Double steaming, sometimes called double boiling, is a Chinese cooking technique to prepare delicate food such as bird's nest soup and shark fin soup. The food is covered with water and put in a covered ceramic jar and the jar is then steamed for several hours. This technique ensures there is no loss of liquid or moisture (its essences) from the food being cooked, hence it is often used with expensive ingredients like Chinese herbal medicines.[1]

In Cantonese, double steaming is called dun (simplified Chinese: ; traditional Chinese: ; pinyin: dùn). The meaning of the Chinese character for dun in Cantonese is different from that in Mandarin, because dun means to simmer or stew in Mandarin. This technique is also common in Fujian, a neighbouring province of Guangdong (Canton).

Famous examples

Winter melon soup in winter melon urn

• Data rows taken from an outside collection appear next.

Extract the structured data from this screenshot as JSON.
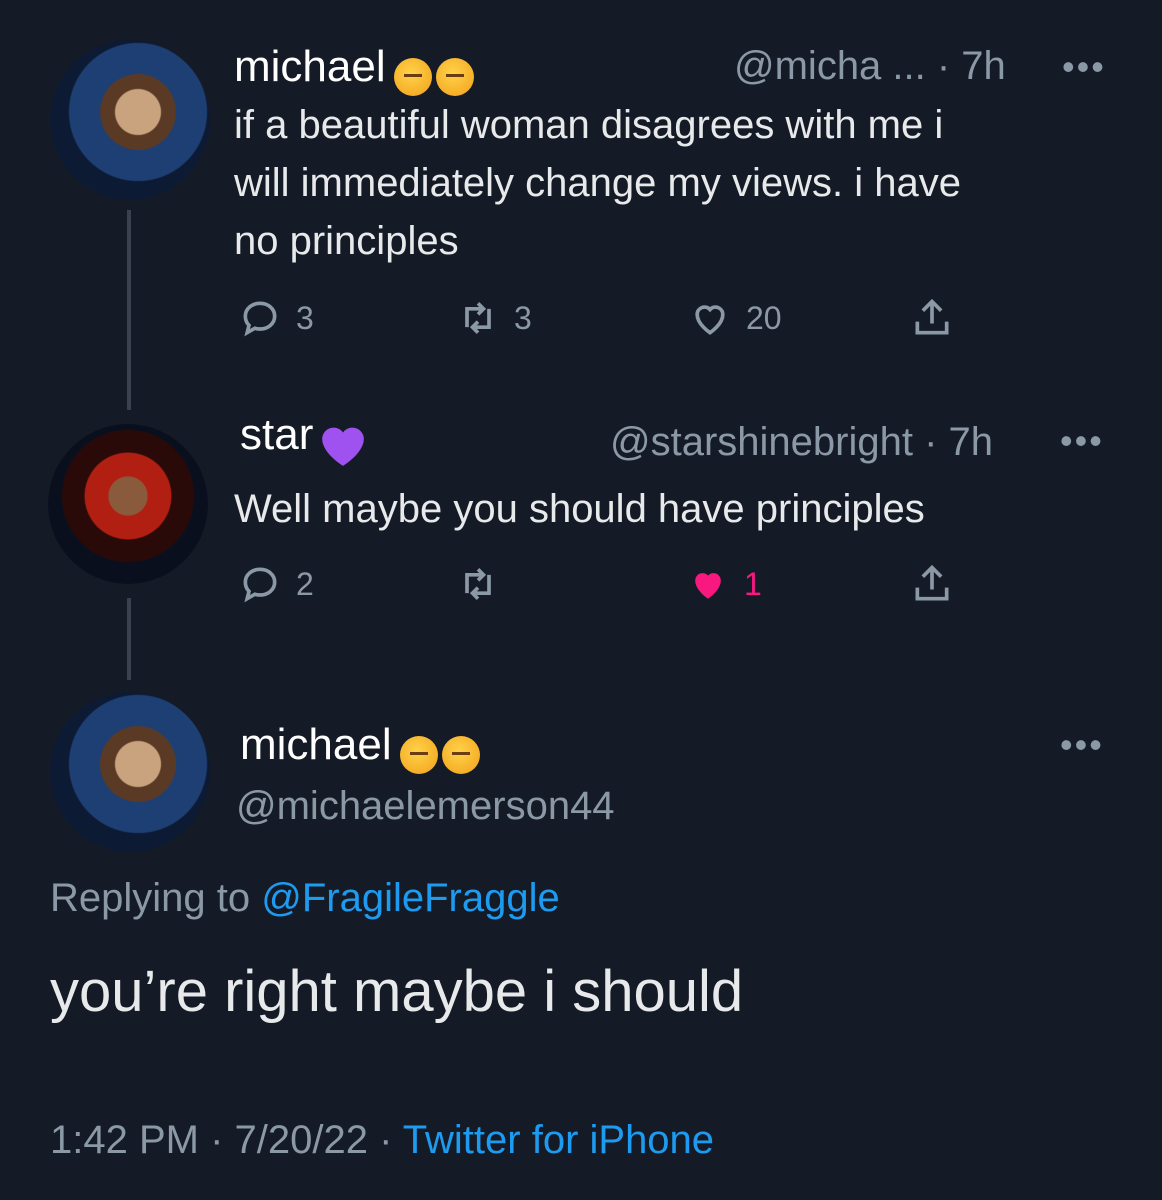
{
  "tweet1": {
    "name": "michael",
    "handle": "@micha ... · 7h",
    "more": "•••",
    "text_lines": [
      "if a beautiful woman disagrees with me i",
      "will immediately change my views. i have",
      "no principles"
    ],
    "replies": "3",
    "retweets": "3",
    "likes": "20"
  },
  "tweet2": {
    "name": "star",
    "handle": "@starshinebright · 7h",
    "more": "•••",
    "text": "Well maybe you should have principles",
    "replies": "2",
    "retweets": "",
    "likes": "1",
    "like_color": "#f91880"
  },
  "main": {
    "name": "michael",
    "handle": "@michaelemerson44",
    "more": "•••",
    "replying_prefix": "Replying to",
    "replying_to": "@FragileFraggle",
    "text": "you’re right maybe i should",
    "timestamp": "1:42 PM · 7/20/22 ·",
    "source": "Twitter for iPhone",
    "link_color": "#1d9bf0"
  },
  "colors": {
    "background": "#151b26",
    "muted": "#8b98a5",
    "text": "#e7e9ea"
  }
}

Tong sui, or dessert soups, which contain medicinal herbs can be cooked using double steaming.[1]

Cantonese cuisine is famous for its slow-cooked soup. One famous dish of this kind is called the winter melon urn (冬瓜盅).[2] It is prepared by emptying the inside of a winter melon to make an urn. The outside of the winter melon is often carved with artistic patterns. The inside is then filled with soup ingredients, such as Chinese cured ham, and Chinese herbs. The whole urn, complete with its original melon lid, is double-steamed for at least four hours. The flavour of the soup is soaked into the flesh of the melon. The whole melon and its contents are brought to the dinner table. The soup is served by scooping out the liquid and the inside wall of the melon. In this case, the edible melon takes the place of the double steaming jar. This application is possible because winter melon has a waxy, and thus waterproof, rind. Winter melon is believed to be nourishing and it is seldom cooked with ingredients that are believed to be too yin or too yang.

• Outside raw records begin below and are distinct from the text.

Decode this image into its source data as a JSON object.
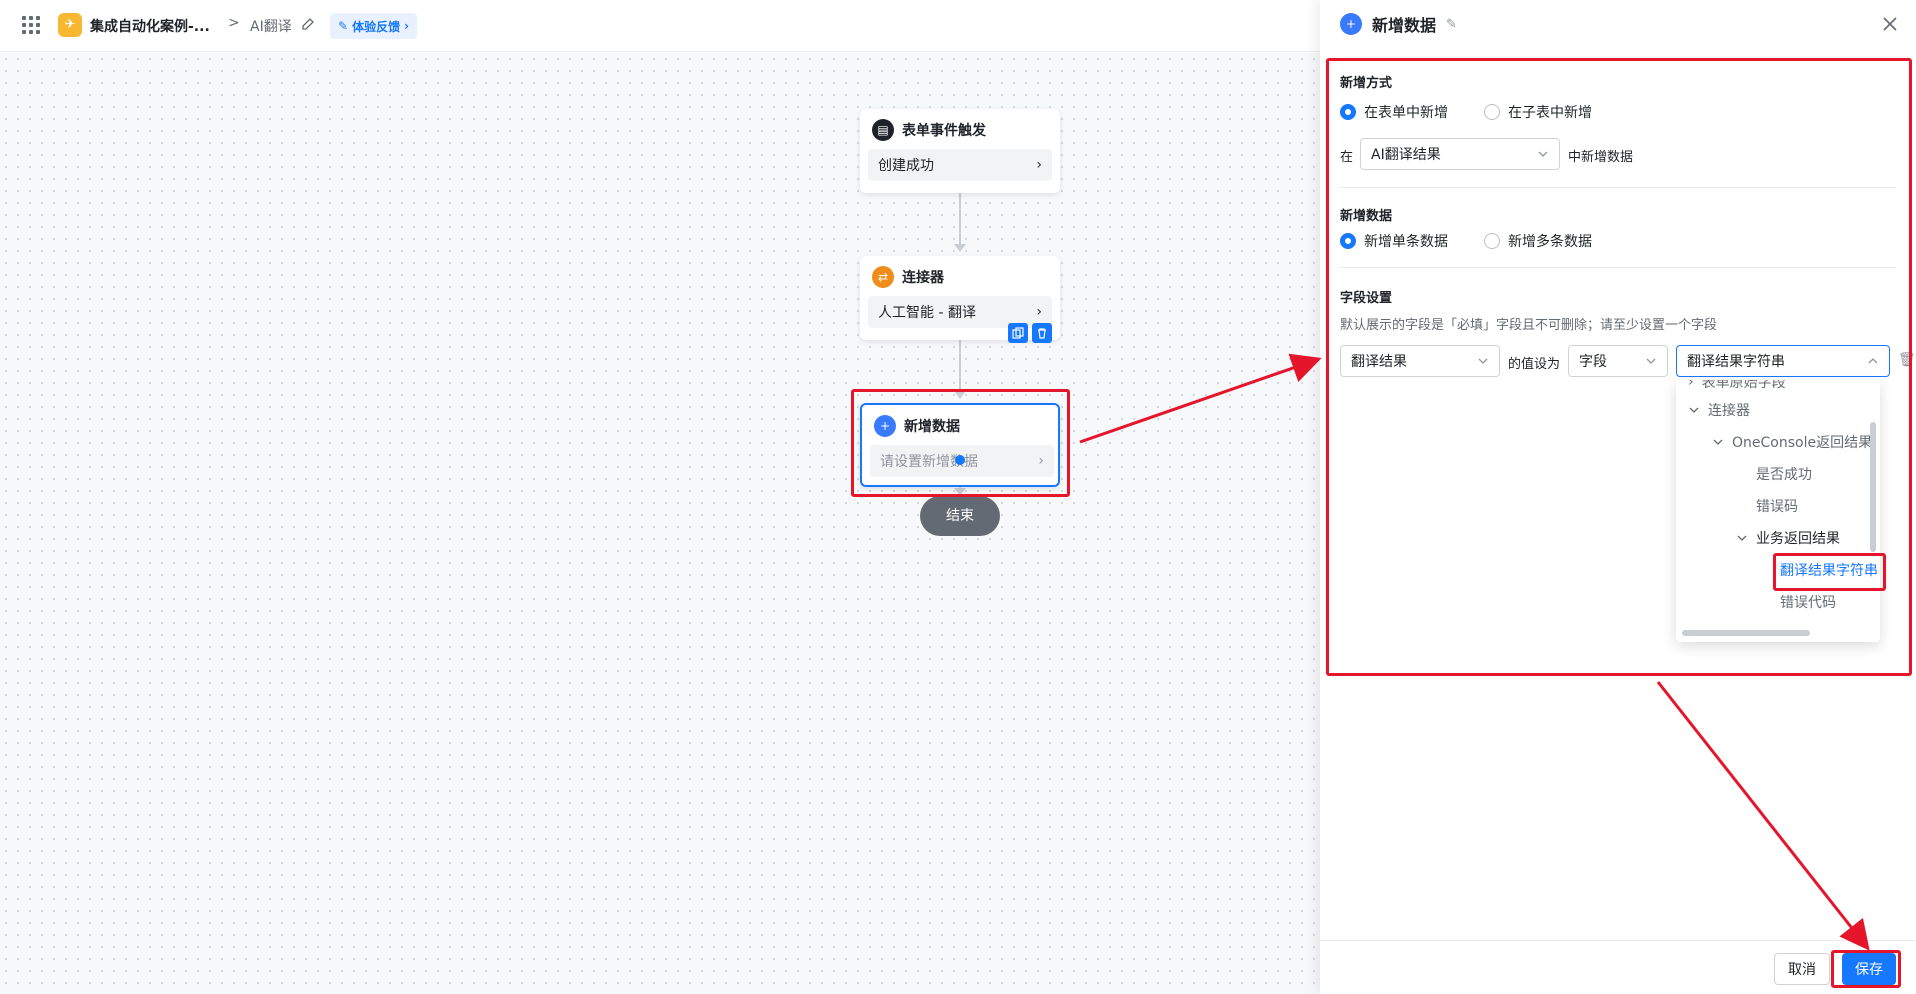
{
  "topbar": {
    "app_name": "集成自动化案例-...",
    "breadcrumb_separator": ">",
    "page_name": "AI翻译",
    "feedback_label": "体验反馈"
  },
  "canvas": {
    "nodes": [
      {
        "title": "表单事件触发",
        "value": "创建成功",
        "icon": "document-icon"
      },
      {
        "title": "连接器",
        "value": "人工智能 - 翻译",
        "icon": "connector-icon"
      },
      {
        "title": "新增数据",
        "value": "请设置新增数据",
        "icon": "plus-icon"
      }
    ],
    "end_label": "结束"
  },
  "panel": {
    "title": "新增数据",
    "add_mode": {
      "title": "新增方式",
      "options": [
        "在表单中新增",
        "在子表中新增"
      ],
      "selected": "在表单中新增",
      "prefix": "在",
      "target_form": "AI翻译结果",
      "suffix": "中新增数据"
    },
    "add_data": {
      "title": "新增数据",
      "options": [
        "新增单条数据",
        "新增多条数据"
      ],
      "selected": "新增单条数据"
    },
    "field_settings": {
      "title": "字段设置",
      "hint": "默认展示的字段是「必填」字段且不可删除；请至少设置一个字段",
      "field": "翻译结果",
      "value_as_label": "的值设为",
      "value_type": "字段",
      "value_field": "翻译结果字符串"
    },
    "dropdown_tree": [
      {
        "label": "表单原始字段",
        "level": 0
      },
      {
        "label": "连接器",
        "level": 0
      },
      {
        "label": "OneConsole返回结果",
        "level": 1
      },
      {
        "label": "是否成功",
        "level": 2
      },
      {
        "label": "错误码",
        "level": 2
      },
      {
        "label": "业务返回结果",
        "level": 2
      },
      {
        "label": "翻译结果字符串",
        "level": 3
      },
      {
        "label": "错误代码",
        "level": 3
      }
    ],
    "footer": {
      "cancel_label": "取消",
      "save_label": "保存"
    }
  },
  "colors": {
    "accent": "#1677ff",
    "annotation": "#e5152b"
  }
}
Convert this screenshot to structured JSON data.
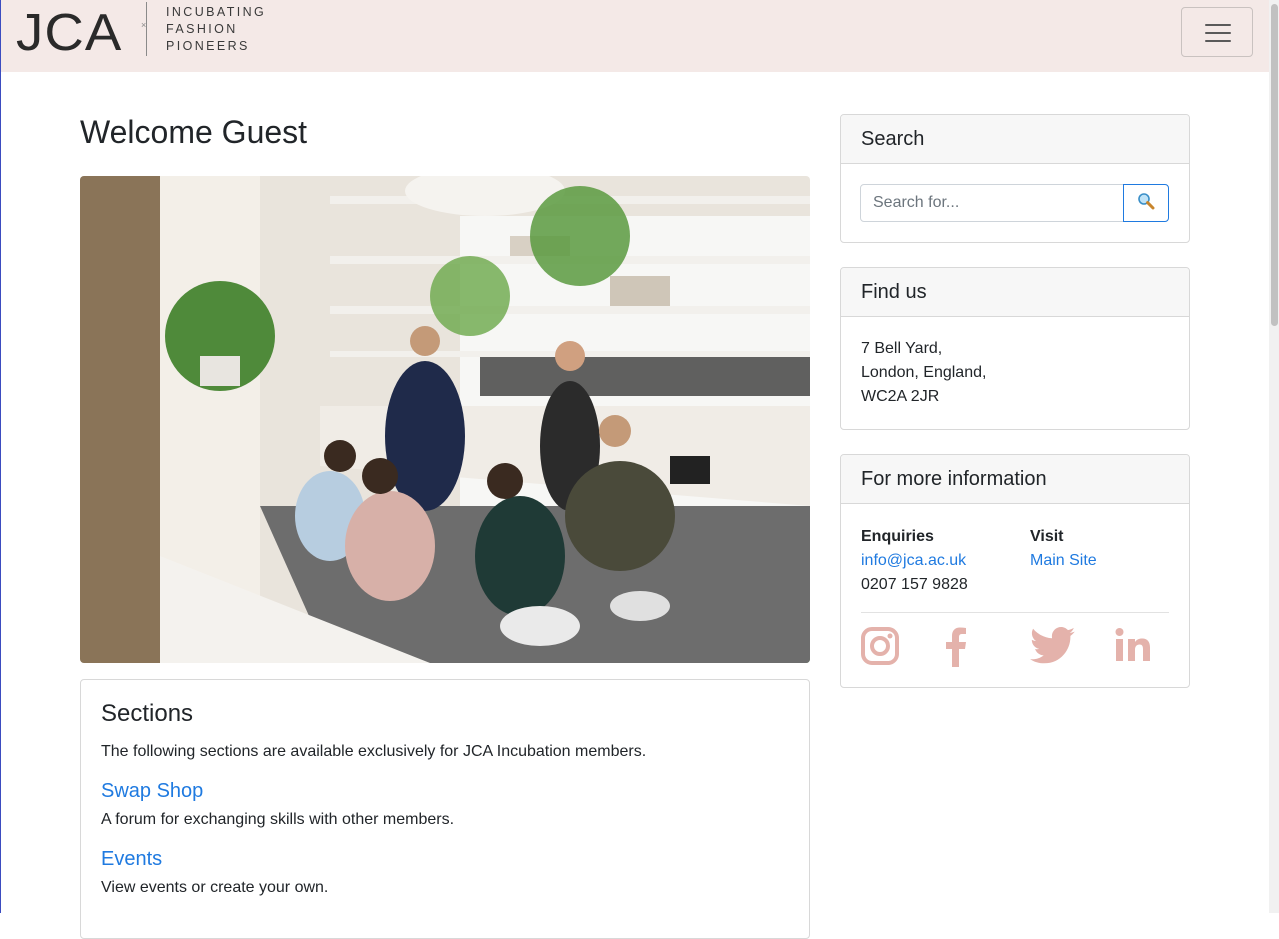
{
  "header": {
    "logo_text": "JCA",
    "tagline": [
      "INCUBATING",
      "FASHION",
      "PIONEERS"
    ],
    "menu_button": "hamburger-icon"
  },
  "main": {
    "title": "Welcome Guest",
    "sections": {
      "title": "Sections",
      "intro": "The following sections are available exclusively for JCA Incubation members.",
      "items": [
        {
          "label": "Swap Shop",
          "description": "A forum for exchanging skills with other members."
        },
        {
          "label": "Events",
          "description": "View events or create your own."
        }
      ]
    }
  },
  "sidebar": {
    "search": {
      "title": "Search",
      "placeholder": "Search for...",
      "button_icon": "search-icon"
    },
    "find_us": {
      "title": "Find us",
      "address": [
        "7 Bell Yard,",
        "London, England,",
        "WC2A 2JR"
      ]
    },
    "more_info": {
      "title": "For more information",
      "enquiries": {
        "label": "Enquiries",
        "email": "info@jca.ac.uk",
        "phone": "0207 157 9828"
      },
      "visit": {
        "label": "Visit",
        "link": "Main Site"
      },
      "social": [
        "instagram-icon",
        "facebook-icon",
        "twitter-icon",
        "linkedin-icon"
      ],
      "social_color": "#e4b2ab"
    }
  },
  "colors": {
    "navbar_bg": "#f4e9e7",
    "link": "#1f7ae0",
    "social": "#e4b2ab"
  }
}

A dessert dish called double-steamed frog ovaries in a coconut (椰青燉雪蛤膏) is traditionally prepared for women. Chinese medicinal ingredients (including hasma), spices, and rock sugar, are placed inside a young coconut to soak in the original coconut juice. The filled coconut is then double-steamed for several hours. The whole coconut is served whole at the table after dinner. The contents and the inside wall of the coconut are scooped out to be consumed.

See also

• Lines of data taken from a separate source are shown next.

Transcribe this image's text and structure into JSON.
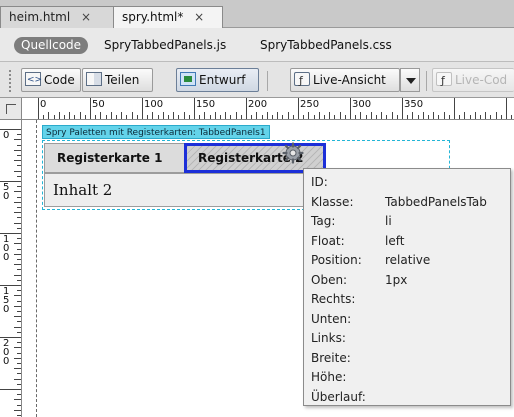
{
  "document_tabs": [
    {
      "label": "heim.html",
      "close": "×"
    },
    {
      "label": "spry.html*",
      "close": "×"
    }
  ],
  "related_files": {
    "source_label": "Quellcode",
    "files": [
      "SpryTabbedPanels.js",
      "SpryTabbedPanels.css"
    ]
  },
  "toolbar": {
    "code_label": "Code",
    "split_label": "Teilen",
    "design_label": "Entwurf",
    "live_view_label": "Live-Ansicht",
    "live_code_label": "Live-Cod"
  },
  "ruler": {
    "h_labels": [
      "0",
      "50",
      "100",
      "150",
      "200",
      "250",
      "300",
      "350"
    ],
    "v_labels": [
      "0",
      "50",
      "100",
      "150",
      "200"
    ]
  },
  "canvas": {
    "widget_label": "Spry Paletten mit Registerkarten: TabbedPanels1",
    "tab1_label": "Registerkarte 1",
    "tab2_label": "Registerkarte 2",
    "content_text": "Inhalt 2"
  },
  "tooltip": {
    "rows": [
      {
        "key": "ID:",
        "value": ""
      },
      {
        "key": "Klasse:",
        "value": "TabbedPanelsTab"
      },
      {
        "key": "Tag:",
        "value": "li"
      },
      {
        "key": "Float:",
        "value": "left"
      },
      {
        "key": "Position:",
        "value": "relative"
      },
      {
        "key": "Oben:",
        "value": "1px"
      },
      {
        "key": "Rechts:",
        "value": ""
      },
      {
        "key": "Unten:",
        "value": ""
      },
      {
        "key": "Links:",
        "value": ""
      },
      {
        "key": "Breite:",
        "value": ""
      },
      {
        "key": "Höhe:",
        "value": ""
      },
      {
        "key": "Überlauf:",
        "value": ""
      }
    ]
  },
  "colors": {
    "selection_border": "#1c2fd8",
    "spry_label_bg": "#63d3ea",
    "tooltip_bg": "#f0f0f0"
  }
}
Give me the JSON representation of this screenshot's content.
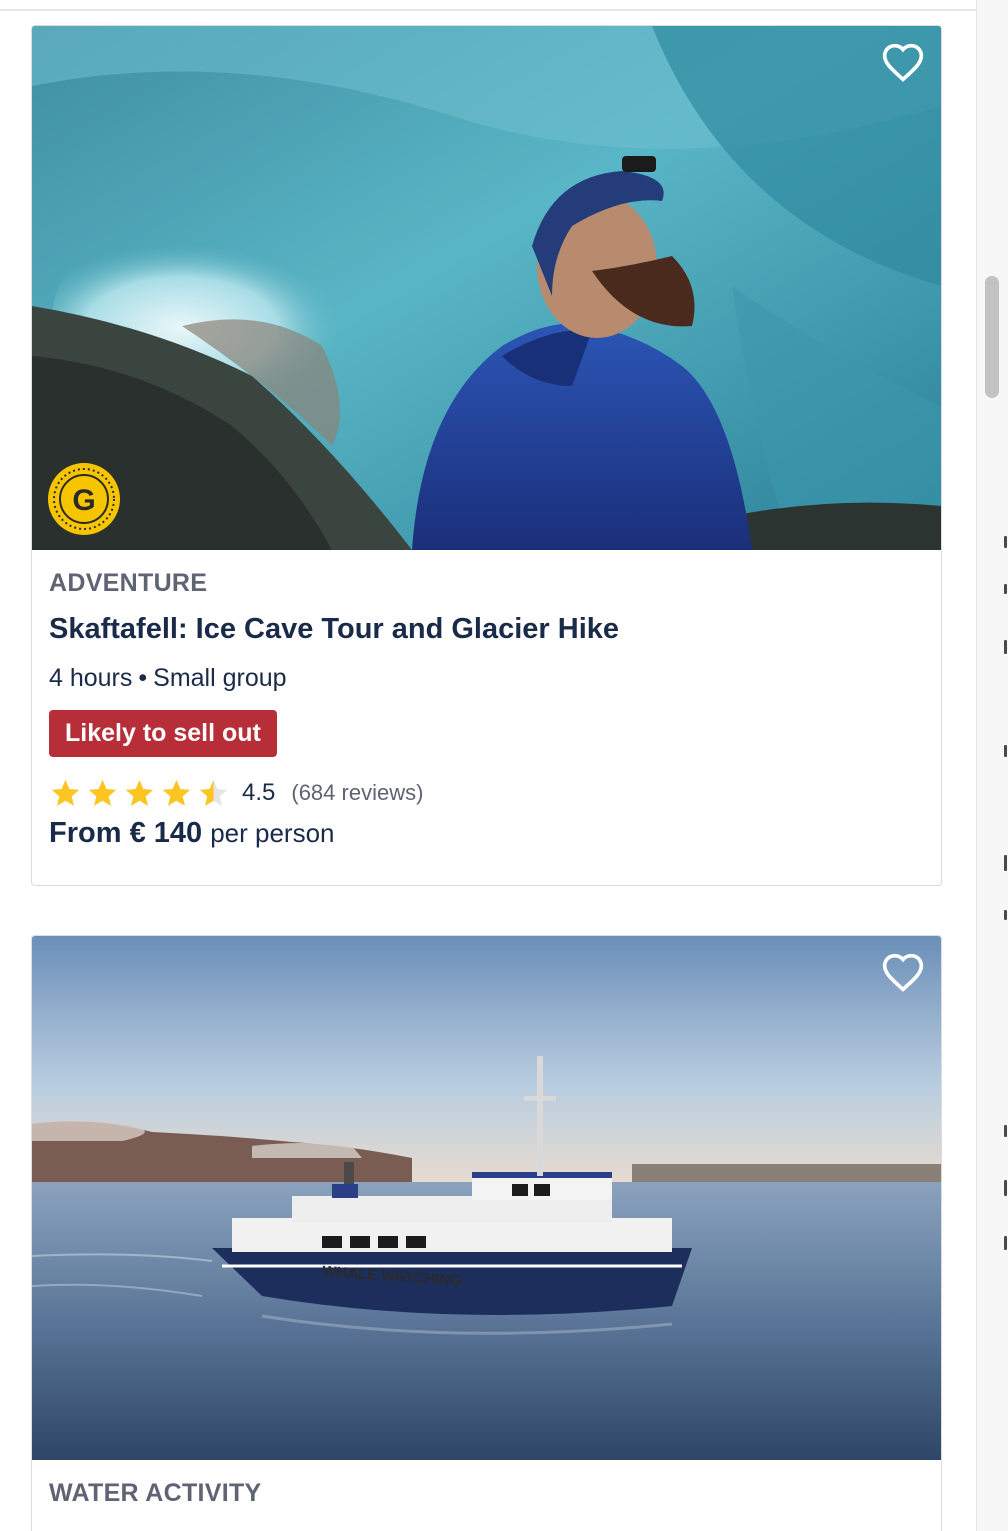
{
  "colors": {
    "title": "#1a2b49",
    "category": "#5f6374",
    "sellout_bg": "#b82e38",
    "star": "#fdc521"
  },
  "cards": [
    {
      "category": "ADVENTURE",
      "title": "Skaftafell: Ice Cave Tour and Glacier Hike",
      "duration": "4 hours",
      "separator": "•",
      "group": "Small group",
      "badge_label": "Likely to sell out",
      "rating_value": "4.5",
      "rating_score": 4.5,
      "reviews": "(684 reviews)",
      "price_prefix": "From",
      "price_amount": "€ 140",
      "price_unit": "per person",
      "wishlist_icon": "heart-outline-icon",
      "image_subject": "ice-cave-hiker",
      "original_badge_letter": "G"
    },
    {
      "category": "WATER ACTIVITY",
      "wishlist_icon": "heart-outline-icon",
      "image_subject": "whale-watching-boat",
      "boat_label": "WHALE WATCHING"
    }
  ]
}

  1. ^ a b Albala, Ken (2011). Food Cultures of the World Encyclopedia. ABC-CLIO. p. 84. ISBN 978-0-313-37626-9.
  2. ^ Taylor, David A. (2006-06-23). Ginseng, the Divine Root: The Curious History of the Plant That Captivated the World. Algonquin Books. pp. 246–247. ISBN 978-1-56512-744-9.